Elegance would dictate that no figures should be mentioned about the Kelly Joaillerie, but these are worth mentioning: the piece weighs around 130 grams, the bracelet is adorned with 488 stones, including 57 princess-cut diamonds, and it took more than a thousand hours to make it! Its price: CHF 496,700.
This versatile timepiece can be worn in three different ways: as a sautoir, as a wristwatch and as a jewel cuff, without the lock. “What makes the difference between a piece of jewellery and fine jewellery is the technology, the aesthetics and the mobility. The systems must not be visible and the piece must be as beautiful seen from above as from below. When you handle the object, it must remain supple, fluid and pleasant, even if the watch weighs a certain amount,” explains Foubert.
“The Kelly has a special place in the Hermès universe. It is an iconic watch that reflects the values of the company,” explains Philippe Delhotal. “Designed by Philippe Mouquet in 1975, it evokes the clasp of the Kelly bag. This clasp was directly inspired by a piece of harness that was attached to the carriage by means of four nails, which can be seen on the case of the Kelly watch, which is elongated and bevelled at 12 o’clock. From a collector’s watch, I wanted to dress it up in a magical dress and take it to places where we did not initially expect it. While retaining its singular identity, this transformation sublimates this signature creation of the House.”

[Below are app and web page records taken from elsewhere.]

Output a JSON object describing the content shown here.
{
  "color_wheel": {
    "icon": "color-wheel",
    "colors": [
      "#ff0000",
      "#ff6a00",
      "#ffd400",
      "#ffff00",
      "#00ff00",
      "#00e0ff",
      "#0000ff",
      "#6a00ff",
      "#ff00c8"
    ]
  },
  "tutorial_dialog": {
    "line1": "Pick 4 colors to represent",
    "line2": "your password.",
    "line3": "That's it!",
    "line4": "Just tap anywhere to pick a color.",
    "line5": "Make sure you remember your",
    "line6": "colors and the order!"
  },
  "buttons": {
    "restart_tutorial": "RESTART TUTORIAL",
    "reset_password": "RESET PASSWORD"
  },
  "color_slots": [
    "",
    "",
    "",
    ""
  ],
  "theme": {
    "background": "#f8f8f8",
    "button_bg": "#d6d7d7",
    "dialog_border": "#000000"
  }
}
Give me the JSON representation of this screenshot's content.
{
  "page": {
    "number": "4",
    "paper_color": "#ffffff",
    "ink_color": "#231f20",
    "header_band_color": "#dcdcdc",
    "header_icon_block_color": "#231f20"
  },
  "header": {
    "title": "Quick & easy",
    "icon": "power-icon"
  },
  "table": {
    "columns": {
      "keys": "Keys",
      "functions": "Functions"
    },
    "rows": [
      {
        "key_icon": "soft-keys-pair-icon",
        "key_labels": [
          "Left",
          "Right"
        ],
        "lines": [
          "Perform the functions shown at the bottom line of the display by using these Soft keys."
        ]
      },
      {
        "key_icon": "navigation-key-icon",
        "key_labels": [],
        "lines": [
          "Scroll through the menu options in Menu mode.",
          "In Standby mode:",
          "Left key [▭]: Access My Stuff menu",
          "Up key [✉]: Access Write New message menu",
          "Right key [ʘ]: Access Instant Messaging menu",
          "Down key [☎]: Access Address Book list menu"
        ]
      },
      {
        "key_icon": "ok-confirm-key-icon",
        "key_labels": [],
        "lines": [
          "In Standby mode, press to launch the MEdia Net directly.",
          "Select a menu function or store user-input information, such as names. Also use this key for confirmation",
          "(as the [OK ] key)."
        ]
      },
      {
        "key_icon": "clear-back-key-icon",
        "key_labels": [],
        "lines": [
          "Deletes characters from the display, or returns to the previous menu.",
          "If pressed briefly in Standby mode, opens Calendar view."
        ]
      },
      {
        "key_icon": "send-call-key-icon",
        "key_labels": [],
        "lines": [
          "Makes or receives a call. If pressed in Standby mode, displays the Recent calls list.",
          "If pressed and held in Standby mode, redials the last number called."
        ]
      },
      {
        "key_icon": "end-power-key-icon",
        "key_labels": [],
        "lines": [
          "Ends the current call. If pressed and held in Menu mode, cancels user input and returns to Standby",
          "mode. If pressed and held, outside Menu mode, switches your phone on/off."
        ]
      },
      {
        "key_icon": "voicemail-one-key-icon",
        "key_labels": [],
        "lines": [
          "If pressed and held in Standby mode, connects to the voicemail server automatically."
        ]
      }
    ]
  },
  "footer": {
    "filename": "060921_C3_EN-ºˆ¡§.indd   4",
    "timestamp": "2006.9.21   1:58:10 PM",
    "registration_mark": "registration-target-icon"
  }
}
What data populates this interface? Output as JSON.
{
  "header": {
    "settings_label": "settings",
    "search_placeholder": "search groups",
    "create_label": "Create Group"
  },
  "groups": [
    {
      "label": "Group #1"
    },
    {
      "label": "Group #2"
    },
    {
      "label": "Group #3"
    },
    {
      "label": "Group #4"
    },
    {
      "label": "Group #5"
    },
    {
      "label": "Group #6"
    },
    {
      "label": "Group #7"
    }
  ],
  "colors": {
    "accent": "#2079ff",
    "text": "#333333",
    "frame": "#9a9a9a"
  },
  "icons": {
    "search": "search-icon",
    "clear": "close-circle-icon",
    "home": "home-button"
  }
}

Three types of setting were used to adorn this model: the grain setting, which consists of holding the diamonds by small grains cut into the gold, the snow setting used for the plate hosting the lock’s fixing ring, where diamonds of different sizes are juxtaposed to cover the entire surface, and the closed setting, which guarantees a secure hold, used for the princess-cut diamonds. The stone is completely surrounded by gold that is hammered around the entire perimeter. The combination of these techniques gives the Kelly a special lightness: the diamonds seem to have been delicately embroidered around the edges of the mobile bracelet.
On 4 November 2021, at the GPHG prize-giving ceremony, all the employees of Hermès Horloger and those of the Bunter workshop in Versoix and the Foubert workshop in Paris, who worked on this incredibly delicate piece of jewellery, will be holding their breath awaiting the verdict. Meanwhile, this precious and fragile lace shall continue to tell the time…